New Development Approach Powers Joomla! 1.6 Release
Joomla! 1.6 Beta 1 was released for download on Monday, marking in important milestone for the PHP-based, open source content management system (CMS). The new version adds features that should ease management of large content stores and complex user groups, as well as provide for better content presentation.
Louis Landry, developer in the Joomla! Production Leadership Team, said Joomla 1.6 addresses four key areas: More capable access control, a hierarchical content category system, simpler site administration and extension updates, and a revamped output that gets away from the tables-centric display of content. There are also numerous smaller feature improvements and fixes underway in the 1.6 beta.
"This is technically our third major release as a project. And I think each one of them sort of focuses on a particular area," Landry said."It appears on the outside as if we targeted the enterprise or targeted a large scale organization. But really what we've done is focus on the pieces that are most painful right now."
Landry said that the access control list (ACL) had emerged as a real pain point, as Joomla! CMS administrators found themselves checking multiple check boxes to establish permissions. The new, hierarchical system enables users to inherit permissions based on the groups they are part of. Also new is the overhauled content categorization system, which provides for a deeply scalable hierarchy that removes the three-level limit in earlier versions.
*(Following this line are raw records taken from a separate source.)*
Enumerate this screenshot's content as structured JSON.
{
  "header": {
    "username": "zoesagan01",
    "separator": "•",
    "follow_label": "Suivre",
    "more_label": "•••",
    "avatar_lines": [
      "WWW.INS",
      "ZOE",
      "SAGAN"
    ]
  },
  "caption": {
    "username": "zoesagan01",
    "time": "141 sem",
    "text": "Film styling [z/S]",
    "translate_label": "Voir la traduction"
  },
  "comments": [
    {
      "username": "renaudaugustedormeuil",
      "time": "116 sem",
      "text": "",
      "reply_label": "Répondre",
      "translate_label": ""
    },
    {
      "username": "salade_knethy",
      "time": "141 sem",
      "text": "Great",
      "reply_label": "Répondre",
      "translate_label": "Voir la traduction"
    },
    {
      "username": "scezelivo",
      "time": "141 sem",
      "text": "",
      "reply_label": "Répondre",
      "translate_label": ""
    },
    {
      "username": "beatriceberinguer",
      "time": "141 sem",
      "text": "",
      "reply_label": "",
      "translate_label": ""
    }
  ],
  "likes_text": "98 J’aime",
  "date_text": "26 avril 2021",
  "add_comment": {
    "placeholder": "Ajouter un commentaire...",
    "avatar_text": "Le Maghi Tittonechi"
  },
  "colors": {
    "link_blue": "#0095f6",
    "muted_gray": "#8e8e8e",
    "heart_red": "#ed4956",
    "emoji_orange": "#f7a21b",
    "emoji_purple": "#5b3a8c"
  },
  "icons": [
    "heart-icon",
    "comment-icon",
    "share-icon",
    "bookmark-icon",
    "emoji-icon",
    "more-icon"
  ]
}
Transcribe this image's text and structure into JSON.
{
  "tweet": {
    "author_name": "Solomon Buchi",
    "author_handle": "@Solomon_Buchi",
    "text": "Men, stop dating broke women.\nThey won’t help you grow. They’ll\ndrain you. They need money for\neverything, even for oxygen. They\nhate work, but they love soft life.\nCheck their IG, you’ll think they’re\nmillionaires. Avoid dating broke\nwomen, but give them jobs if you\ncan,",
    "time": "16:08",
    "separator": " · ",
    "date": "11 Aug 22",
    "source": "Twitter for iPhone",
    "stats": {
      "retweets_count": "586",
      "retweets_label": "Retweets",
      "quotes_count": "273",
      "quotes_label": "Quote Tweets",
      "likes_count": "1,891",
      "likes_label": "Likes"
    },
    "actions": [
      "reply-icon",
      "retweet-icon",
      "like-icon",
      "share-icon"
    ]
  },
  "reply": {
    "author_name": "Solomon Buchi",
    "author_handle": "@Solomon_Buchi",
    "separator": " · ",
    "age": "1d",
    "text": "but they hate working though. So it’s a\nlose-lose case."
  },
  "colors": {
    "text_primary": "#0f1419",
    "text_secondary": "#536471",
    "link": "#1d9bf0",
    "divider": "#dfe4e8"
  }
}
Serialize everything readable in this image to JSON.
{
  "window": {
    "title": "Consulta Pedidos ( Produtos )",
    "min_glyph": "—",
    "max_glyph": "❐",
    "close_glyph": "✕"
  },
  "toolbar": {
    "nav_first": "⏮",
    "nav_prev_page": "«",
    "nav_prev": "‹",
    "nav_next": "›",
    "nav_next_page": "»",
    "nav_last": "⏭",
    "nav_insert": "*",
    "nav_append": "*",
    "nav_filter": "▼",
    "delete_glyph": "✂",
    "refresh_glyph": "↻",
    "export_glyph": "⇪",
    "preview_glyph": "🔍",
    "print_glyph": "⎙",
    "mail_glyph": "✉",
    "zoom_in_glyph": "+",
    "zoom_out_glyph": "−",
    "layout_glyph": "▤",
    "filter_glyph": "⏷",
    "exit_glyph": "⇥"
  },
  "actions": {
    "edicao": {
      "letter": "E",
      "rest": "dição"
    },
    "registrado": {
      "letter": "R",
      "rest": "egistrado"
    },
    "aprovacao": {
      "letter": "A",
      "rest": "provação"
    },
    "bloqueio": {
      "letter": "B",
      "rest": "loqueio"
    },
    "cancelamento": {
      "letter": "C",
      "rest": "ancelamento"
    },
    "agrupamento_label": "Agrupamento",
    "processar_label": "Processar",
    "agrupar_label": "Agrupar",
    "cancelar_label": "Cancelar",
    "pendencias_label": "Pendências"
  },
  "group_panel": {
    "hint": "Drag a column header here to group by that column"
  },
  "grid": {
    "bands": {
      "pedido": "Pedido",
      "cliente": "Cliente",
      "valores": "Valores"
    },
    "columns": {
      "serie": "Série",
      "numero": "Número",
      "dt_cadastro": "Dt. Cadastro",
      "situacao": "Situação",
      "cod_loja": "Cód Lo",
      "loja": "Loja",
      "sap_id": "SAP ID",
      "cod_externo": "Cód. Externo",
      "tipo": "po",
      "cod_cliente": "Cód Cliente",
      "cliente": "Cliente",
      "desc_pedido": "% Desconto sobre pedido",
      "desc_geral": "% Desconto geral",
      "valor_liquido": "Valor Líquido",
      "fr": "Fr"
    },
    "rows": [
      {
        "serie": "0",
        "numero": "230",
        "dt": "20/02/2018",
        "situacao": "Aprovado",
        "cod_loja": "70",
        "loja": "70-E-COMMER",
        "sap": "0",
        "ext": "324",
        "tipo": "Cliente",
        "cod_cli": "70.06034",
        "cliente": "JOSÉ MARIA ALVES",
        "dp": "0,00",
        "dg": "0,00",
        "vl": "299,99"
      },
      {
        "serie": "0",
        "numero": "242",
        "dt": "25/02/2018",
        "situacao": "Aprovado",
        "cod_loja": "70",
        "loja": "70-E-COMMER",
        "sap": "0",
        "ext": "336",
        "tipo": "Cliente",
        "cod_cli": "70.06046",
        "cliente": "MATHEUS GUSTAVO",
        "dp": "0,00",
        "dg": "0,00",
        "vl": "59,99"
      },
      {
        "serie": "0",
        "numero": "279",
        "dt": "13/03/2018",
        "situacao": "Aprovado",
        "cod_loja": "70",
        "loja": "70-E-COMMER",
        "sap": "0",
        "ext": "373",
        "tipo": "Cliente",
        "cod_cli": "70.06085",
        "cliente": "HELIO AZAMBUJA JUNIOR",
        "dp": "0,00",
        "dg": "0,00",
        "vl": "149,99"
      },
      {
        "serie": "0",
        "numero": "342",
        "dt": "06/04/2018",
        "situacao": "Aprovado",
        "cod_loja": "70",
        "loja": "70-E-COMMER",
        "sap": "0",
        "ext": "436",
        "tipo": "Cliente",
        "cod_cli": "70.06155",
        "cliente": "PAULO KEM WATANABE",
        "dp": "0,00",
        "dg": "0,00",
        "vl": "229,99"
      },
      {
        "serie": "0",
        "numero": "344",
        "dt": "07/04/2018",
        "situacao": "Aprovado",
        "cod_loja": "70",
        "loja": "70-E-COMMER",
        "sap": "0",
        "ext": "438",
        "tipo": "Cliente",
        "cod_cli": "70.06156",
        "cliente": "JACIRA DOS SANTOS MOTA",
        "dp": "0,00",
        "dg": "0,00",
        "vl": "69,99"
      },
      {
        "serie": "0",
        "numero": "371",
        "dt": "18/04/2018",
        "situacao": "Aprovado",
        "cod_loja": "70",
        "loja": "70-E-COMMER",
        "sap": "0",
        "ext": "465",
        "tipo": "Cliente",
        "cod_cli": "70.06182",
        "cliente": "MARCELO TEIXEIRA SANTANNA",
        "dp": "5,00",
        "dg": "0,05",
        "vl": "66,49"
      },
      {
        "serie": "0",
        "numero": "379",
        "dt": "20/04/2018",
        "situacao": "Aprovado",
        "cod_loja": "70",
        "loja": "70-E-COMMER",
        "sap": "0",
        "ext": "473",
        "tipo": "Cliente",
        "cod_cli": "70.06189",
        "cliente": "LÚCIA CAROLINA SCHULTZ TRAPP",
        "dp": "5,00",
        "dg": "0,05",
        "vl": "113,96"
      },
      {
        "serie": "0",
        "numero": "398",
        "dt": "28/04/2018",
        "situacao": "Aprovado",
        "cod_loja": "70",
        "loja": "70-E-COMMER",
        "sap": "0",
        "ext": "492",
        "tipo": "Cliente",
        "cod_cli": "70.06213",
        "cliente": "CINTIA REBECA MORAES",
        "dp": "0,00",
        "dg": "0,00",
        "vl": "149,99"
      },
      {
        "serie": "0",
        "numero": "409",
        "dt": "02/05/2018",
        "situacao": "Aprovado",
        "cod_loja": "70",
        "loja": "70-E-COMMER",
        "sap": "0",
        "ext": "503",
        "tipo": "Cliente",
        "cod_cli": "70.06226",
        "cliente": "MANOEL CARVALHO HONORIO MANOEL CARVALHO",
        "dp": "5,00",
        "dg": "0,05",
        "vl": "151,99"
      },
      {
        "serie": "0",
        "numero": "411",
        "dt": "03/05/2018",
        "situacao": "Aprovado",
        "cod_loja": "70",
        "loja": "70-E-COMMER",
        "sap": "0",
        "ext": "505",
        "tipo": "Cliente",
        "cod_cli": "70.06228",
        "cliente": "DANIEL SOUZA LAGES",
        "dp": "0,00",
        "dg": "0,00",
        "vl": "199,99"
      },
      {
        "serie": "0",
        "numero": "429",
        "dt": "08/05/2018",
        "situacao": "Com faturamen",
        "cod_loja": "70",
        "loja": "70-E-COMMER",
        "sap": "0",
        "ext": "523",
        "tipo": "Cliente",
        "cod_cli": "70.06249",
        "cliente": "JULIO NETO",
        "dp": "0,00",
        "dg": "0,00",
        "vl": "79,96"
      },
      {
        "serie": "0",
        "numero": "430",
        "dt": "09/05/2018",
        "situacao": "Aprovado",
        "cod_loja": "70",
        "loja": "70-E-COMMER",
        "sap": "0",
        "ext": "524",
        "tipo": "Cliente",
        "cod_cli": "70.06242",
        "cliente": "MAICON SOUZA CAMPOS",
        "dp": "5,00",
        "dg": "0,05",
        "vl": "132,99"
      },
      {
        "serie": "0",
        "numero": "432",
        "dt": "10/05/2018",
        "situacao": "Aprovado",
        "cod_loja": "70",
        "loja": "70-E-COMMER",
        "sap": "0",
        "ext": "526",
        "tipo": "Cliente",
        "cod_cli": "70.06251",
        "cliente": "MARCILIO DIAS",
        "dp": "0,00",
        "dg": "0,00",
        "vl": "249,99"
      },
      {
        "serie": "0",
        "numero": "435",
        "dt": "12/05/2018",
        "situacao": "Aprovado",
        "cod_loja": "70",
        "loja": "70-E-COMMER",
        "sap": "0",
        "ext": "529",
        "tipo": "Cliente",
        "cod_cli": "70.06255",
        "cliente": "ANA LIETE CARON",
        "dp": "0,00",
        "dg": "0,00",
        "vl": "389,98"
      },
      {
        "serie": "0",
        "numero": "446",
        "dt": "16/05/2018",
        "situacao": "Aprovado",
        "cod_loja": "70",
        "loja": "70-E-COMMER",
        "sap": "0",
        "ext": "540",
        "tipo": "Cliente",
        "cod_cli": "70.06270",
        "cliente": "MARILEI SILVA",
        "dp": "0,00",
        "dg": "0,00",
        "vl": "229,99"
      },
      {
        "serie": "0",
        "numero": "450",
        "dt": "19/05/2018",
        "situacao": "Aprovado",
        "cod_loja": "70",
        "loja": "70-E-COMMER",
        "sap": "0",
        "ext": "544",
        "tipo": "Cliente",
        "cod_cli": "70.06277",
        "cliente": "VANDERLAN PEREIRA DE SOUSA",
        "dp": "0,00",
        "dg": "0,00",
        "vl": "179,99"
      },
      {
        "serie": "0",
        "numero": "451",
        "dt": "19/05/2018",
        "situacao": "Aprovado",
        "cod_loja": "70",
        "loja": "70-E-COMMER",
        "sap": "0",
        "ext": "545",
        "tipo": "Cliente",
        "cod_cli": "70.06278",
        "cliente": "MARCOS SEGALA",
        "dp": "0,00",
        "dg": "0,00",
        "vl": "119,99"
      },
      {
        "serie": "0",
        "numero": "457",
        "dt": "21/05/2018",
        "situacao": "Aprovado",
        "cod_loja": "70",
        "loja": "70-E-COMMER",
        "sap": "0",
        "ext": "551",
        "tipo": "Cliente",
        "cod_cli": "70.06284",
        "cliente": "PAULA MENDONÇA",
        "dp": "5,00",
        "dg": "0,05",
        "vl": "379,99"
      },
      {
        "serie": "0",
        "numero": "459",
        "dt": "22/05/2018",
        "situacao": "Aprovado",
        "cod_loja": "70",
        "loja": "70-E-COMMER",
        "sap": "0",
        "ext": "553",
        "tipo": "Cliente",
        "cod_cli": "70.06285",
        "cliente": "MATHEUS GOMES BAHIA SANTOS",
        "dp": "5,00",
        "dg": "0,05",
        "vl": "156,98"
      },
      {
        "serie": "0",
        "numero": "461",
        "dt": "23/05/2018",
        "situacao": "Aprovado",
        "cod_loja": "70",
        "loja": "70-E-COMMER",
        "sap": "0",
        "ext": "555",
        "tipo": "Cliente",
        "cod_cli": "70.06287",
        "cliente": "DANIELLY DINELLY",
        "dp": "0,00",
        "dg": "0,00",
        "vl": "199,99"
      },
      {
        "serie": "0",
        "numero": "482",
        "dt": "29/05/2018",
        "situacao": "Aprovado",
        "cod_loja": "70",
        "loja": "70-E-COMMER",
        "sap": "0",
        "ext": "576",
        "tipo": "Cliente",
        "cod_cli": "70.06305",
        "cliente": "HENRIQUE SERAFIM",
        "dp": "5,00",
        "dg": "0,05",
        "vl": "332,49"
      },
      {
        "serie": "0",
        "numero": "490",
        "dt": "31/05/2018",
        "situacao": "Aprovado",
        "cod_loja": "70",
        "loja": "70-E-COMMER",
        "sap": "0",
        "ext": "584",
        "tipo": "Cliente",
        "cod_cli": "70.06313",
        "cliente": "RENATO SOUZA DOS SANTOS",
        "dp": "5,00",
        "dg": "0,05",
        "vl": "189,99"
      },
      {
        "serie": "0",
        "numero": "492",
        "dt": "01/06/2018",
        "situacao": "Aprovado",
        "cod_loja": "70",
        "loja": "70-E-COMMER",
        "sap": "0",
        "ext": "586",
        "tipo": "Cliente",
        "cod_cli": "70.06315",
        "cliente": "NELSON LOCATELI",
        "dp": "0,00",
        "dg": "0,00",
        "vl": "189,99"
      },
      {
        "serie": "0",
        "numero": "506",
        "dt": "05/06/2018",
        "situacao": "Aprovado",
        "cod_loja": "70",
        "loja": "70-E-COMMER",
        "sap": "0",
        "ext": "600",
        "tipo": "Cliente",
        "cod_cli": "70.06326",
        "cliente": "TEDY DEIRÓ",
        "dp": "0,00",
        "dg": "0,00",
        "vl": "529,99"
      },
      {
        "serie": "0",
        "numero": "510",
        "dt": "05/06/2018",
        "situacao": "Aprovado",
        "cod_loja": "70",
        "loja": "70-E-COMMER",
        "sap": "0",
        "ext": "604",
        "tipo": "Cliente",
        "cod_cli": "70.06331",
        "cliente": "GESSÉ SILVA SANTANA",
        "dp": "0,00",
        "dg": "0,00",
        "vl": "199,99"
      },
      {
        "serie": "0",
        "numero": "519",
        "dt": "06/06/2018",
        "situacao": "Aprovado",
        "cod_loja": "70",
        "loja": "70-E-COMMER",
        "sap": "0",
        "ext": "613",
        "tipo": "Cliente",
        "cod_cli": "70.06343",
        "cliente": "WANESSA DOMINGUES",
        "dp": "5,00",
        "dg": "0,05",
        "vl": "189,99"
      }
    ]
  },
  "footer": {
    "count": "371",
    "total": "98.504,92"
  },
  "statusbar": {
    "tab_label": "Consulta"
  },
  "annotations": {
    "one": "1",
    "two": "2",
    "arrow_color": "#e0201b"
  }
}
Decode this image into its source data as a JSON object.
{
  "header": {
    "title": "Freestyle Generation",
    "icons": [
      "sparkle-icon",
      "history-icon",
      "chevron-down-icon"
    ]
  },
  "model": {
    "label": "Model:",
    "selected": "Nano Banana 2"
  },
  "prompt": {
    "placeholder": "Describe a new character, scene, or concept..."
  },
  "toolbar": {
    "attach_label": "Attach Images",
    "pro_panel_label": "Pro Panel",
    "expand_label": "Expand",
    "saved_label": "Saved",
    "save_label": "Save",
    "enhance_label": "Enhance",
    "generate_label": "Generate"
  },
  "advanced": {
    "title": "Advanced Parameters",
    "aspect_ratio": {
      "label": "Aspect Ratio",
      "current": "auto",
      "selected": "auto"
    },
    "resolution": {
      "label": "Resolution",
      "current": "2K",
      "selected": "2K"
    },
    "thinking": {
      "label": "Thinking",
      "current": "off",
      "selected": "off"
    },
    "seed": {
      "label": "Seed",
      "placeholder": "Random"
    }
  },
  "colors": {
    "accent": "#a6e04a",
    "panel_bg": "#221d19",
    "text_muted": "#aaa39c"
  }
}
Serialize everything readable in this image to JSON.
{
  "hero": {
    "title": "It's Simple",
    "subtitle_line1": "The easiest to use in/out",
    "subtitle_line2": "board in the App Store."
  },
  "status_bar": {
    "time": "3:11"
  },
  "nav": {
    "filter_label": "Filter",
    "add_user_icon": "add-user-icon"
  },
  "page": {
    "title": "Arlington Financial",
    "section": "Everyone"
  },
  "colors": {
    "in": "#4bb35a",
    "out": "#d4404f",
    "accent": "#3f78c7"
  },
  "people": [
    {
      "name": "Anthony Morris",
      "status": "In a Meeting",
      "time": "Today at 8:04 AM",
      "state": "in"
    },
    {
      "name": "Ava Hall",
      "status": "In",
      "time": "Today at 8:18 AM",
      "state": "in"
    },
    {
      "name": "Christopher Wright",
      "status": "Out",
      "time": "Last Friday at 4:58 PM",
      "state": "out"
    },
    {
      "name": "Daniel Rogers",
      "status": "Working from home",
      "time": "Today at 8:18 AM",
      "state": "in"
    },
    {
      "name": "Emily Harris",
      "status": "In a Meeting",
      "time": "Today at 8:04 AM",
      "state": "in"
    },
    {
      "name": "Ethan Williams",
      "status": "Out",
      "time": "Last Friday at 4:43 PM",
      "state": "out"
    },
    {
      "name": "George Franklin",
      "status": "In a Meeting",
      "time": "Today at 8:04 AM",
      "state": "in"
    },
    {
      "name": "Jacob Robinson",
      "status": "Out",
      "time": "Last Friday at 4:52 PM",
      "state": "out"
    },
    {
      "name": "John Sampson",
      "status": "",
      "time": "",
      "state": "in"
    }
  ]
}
The features address issues encountered by larger organizations.
"You could probably put a spin of Joomla! growing up thing on it. But I would argue that the Joomla! growing up angle comes from the work we've done on the development process," said Landry
That work includes a new approach to project contributions and updates with version 1.6. Landry said that the lack of discipline in the process sometimes created delays and problems, often because a single feature wasn't ready. With Joomla! 1.6, the development team has committed to a rapid, two-week beta release cycle, and has established ground rules for development.
"We've done it a bunch of different ways in the past. And what it comes to is we need to set dates in the ground and do things a little more structured," said Landry. "Everything in the trunk is always stable. Work is done in branches. And we've set a date where your stuff has to be ready or it goes in the next release."
Landry said the new system doesn't mean dedicated developers can't pursue a dream feature. But he did emphasize that beta releases won't be held up waiting for promised bits. Instead, delayed functionality will simply be rolled into the next beta, two weeks down the road.
Landry also said the Joomla! team hopes to expand the circle of contributors to the project. Interested developers can gain access to source code repositories after signing a contributor agreement, which gives them the ability to write to branched code. Landry said Joomla's "inner circle" of developers will review code and work with developers to assess whether their bits can be introduced to the trunk code.
Ultimately, the goal is to get Joomla! on a six-month release cycle.
"What we've done with the last couple of releases is they were about two years apart, and the world changes," explained Landry. "What we're hoping to do is smaller bites, more often, and keep things moving, consistently."
Michael Desmond is an editor and writer for 1105 Media's Enterprise Computing Group.